Items from a dataset —
╭──
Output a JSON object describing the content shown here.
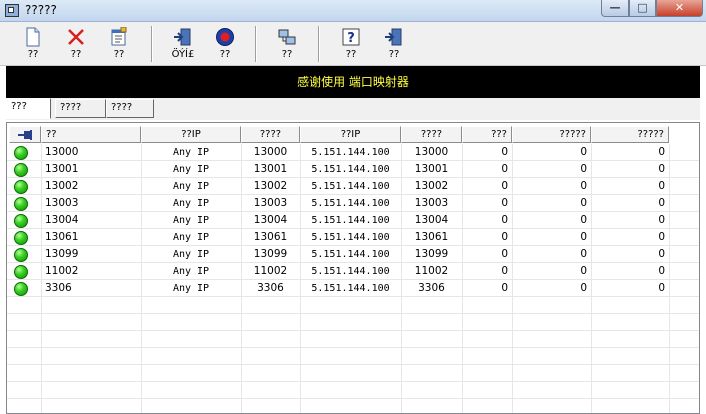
{
  "window": {
    "title": "?????"
  },
  "toolbar": {
    "buttons": [
      {
        "label": "??",
        "icon": "new-file-icon"
      },
      {
        "label": "??",
        "icon": "delete-x-icon"
      },
      {
        "label": "??",
        "icon": "properties-icon"
      },
      {
        "label": "ÖÝÍ£",
        "icon": "exit-door-icon"
      },
      {
        "label": "??",
        "icon": "stop-icon"
      },
      {
        "label": "??",
        "icon": "network-icon"
      },
      {
        "label": "??",
        "icon": "help-icon"
      },
      {
        "label": "??",
        "icon": "exit-door-icon"
      }
    ]
  },
  "banner": {
    "text": "感谢使用 端口映射器"
  },
  "tabs": [
    "???",
    "????",
    "????"
  ],
  "table": {
    "headers": [
      "",
      "??",
      "??IP",
      "????",
      "??IP",
      "????",
      "???",
      "?????",
      "?????"
    ],
    "rows": [
      [
        "13000",
        "Any IP",
        "13000",
        "5.151.144.100",
        "13000",
        "0",
        "0",
        "0"
      ],
      [
        "13001",
        "Any IP",
        "13001",
        "5.151.144.100",
        "13001",
        "0",
        "0",
        "0"
      ],
      [
        "13002",
        "Any IP",
        "13002",
        "5.151.144.100",
        "13002",
        "0",
        "0",
        "0"
      ],
      [
        "13003",
        "Any IP",
        "13003",
        "5.151.144.100",
        "13003",
        "0",
        "0",
        "0"
      ],
      [
        "13004",
        "Any IP",
        "13004",
        "5.151.144.100",
        "13004",
        "0",
        "0",
        "0"
      ],
      [
        "13061",
        "Any IP",
        "13061",
        "5.151.144.100",
        "13061",
        "0",
        "0",
        "0"
      ],
      [
        "13099",
        "Any IP",
        "13099",
        "5.151.144.100",
        "13099",
        "0",
        "0",
        "0"
      ],
      [
        "11002",
        "Any IP",
        "11002",
        "5.151.144.100",
        "11002",
        "0",
        "0",
        "0"
      ],
      [
        "3306",
        "Any IP",
        "3306",
        "5.151.144.100",
        "3306",
        "0",
        "0",
        "0"
      ]
    ]
  },
  "colors": {
    "banner_bg": "#000000",
    "banner_text": "#ffff40",
    "status_ok": "#2fc41b"
  }
}
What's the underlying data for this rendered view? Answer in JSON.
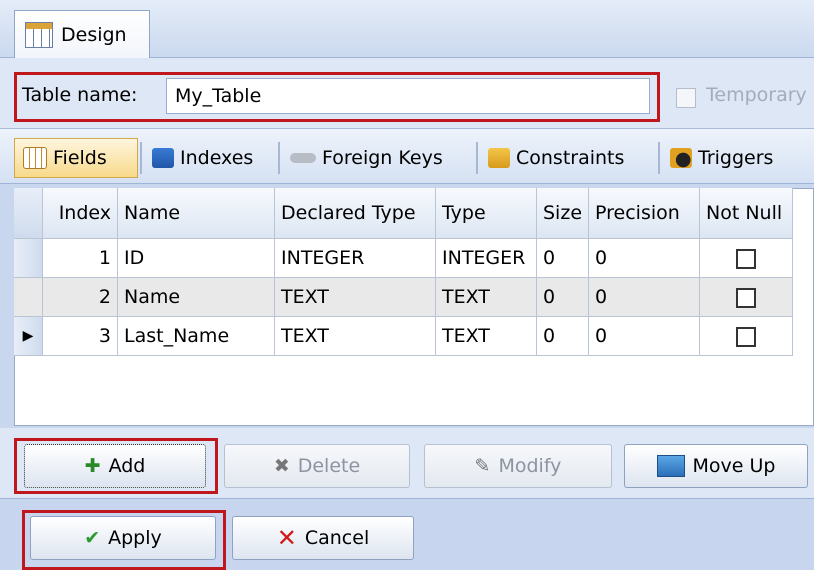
{
  "design_tab": {
    "label": "Design"
  },
  "table_name": {
    "label": "Table name:",
    "value": "My_Table"
  },
  "temporary": {
    "label": "Temporary"
  },
  "subtabs": [
    {
      "label": "Fields"
    },
    {
      "label": "Indexes"
    },
    {
      "label": "Foreign Keys"
    },
    {
      "label": "Constraints"
    },
    {
      "label": "Triggers"
    }
  ],
  "grid": {
    "columns": [
      "Index",
      "Name",
      "Declared Type",
      "Type",
      "Size",
      "Precision",
      "Not Null"
    ],
    "rows": [
      {
        "index": "1",
        "name": "ID",
        "declared_type": "INTEGER",
        "type": "INTEGER",
        "size": "0",
        "precision": "0",
        "not_null": false
      },
      {
        "index": "2",
        "name": "Name",
        "declared_type": "TEXT",
        "type": "TEXT",
        "size": "0",
        "precision": "0",
        "not_null": false
      },
      {
        "index": "3",
        "name": "Last_Name",
        "declared_type": "TEXT",
        "type": "TEXT",
        "size": "0",
        "precision": "0",
        "not_null": false
      }
    ]
  },
  "buttons": {
    "add": "Add",
    "delete": "Delete",
    "modify": "Modify",
    "move_up": "Move Up",
    "apply": "Apply",
    "cancel": "Cancel"
  },
  "colors": {
    "highlight": "#c0171c",
    "background": "#c8d7ee"
  }
}
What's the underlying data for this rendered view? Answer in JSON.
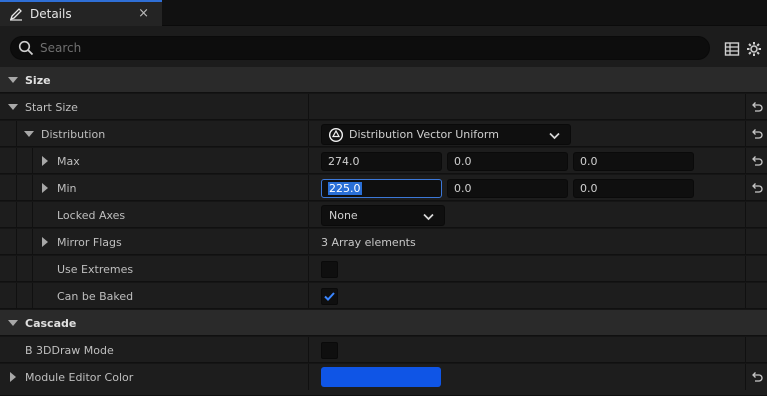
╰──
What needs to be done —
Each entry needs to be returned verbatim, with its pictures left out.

Result of this task —
Output a JSON object describing the content shown here.
{
  "window": {
    "title": "?????"
  },
  "toolbar": {
    "buttons": [
      {
        "label": "??",
        "icon": "new-file-icon"
      },
      {
        "label": "??",
        "icon": "delete-x-icon"
      },
      {
        "label": "??",
        "icon": "properties-icon"
      },
      {
        "label": "ÖÝÍ£",
        "icon": "exit-door-icon"
      },
      {
        "label": "??",
        "icon": "stop-icon"
      },
      {
        "label": "??",
        "icon": "network-icon"
      },
      {
        "label": "??",
        "icon": "help-icon"
      },
      {
        "label": "??",
        "icon": "exit-door-icon"
      }
    ]
  },
  "banner": {
    "text": "感谢使用 端口映射器"
  },
  "tabs": [
    "???",
    "????",
    "????"
  ],
  "table": {
    "headers": [
      "",
      "??",
      "??IP",
      "????",
      "??IP",
      "????",
      "???",
      "?????",
      "?????"
    ],
    "rows": [
      [
        "13000",
        "Any IP",
        "13000",
        "5.151.144.100",
        "13000",
        "0",
        "0",
        "0"
      ],
      [
        "13001",
        "Any IP",
        "13001",
        "5.151.144.100",
        "13001",
        "0",
        "0",
        "0"
      ],
      [
        "13002",
        "Any IP",
        "13002",
        "5.151.144.100",
        "13002",
        "0",
        "0",
        "0"
      ],
      [
        "13003",
        "Any IP",
        "13003",
        "5.151.144.100",
        "13003",
        "0",
        "0",
        "0"
      ],
      [
        "13004",
        "Any IP",
        "13004",
        "5.151.144.100",
        "13004",
        "0",
        "0",
        "0"
      ],
      [
        "13061",
        "Any IP",
        "13061",
        "5.151.144.100",
        "13061",
        "0",
        "0",
        "0"
      ],
      [
        "13099",
        "Any IP",
        "13099",
        "5.151.144.100",
        "13099",
        "0",
        "0",
        "0"
      ],
      [
        "11002",
        "Any IP",
        "11002",
        "5.151.144.100",
        "11002",
        "0",
        "0",
        "0"
      ],
      [
        "3306",
        "Any IP",
        "3306",
        "5.151.144.100",
        "3306",
        "0",
        "0",
        "0"
      ]
    ]
  },
  "colors": {
    "banner_bg": "#000000",
    "banner_text": "#ffff40",
    "status_ok": "#2fc41b"
  }
}
What's the underlying data for this rendered view? Answer in JSON.
{
  "design_tab": {
    "label": "Design"
  },
  "table_name": {
    "label": "Table name:",
    "value": "My_Table"
  },
  "temporary": {
    "label": "Temporary"
  },
  "subtabs": [
    {
      "label": "Fields"
    },
    {
      "label": "Indexes"
    },
    {
      "label": "Foreign Keys"
    },
    {
      "label": "Constraints"
    },
    {
      "label": "Triggers"
    }
  ],
  "grid": {
    "columns": [
      "Index",
      "Name",
      "Declared Type",
      "Type",
      "Size",
      "Precision",
      "Not Null"
    ],
    "rows": [
      {
        "index": "1",
        "name": "ID",
        "declared_type": "INTEGER",
        "type": "INTEGER",
        "size": "0",
        "precision": "0",
        "not_null": false
      },
      {
        "index": "2",
        "name": "Name",
        "declared_type": "TEXT",
        "type": "TEXT",
        "size": "0",
        "precision": "0",
        "not_null": false
      },
      {
        "index": "3",
        "name": "Last_Name",
        "declared_type": "TEXT",
        "type": "TEXT",
        "size": "0",
        "precision": "0",
        "not_null": false
      }
    ]
  },
  "buttons": {
    "add": "Add",
    "delete": "Delete",
    "modify": "Modify",
    "move_up": "Move Up",
    "apply": "Apply",
    "cancel": "Cancel"
  },
  "colors": {
    "highlight": "#c0171c",
    "background": "#c8d7ee"
  }
}
What's the underlying data for this rendered view? Answer in JSON.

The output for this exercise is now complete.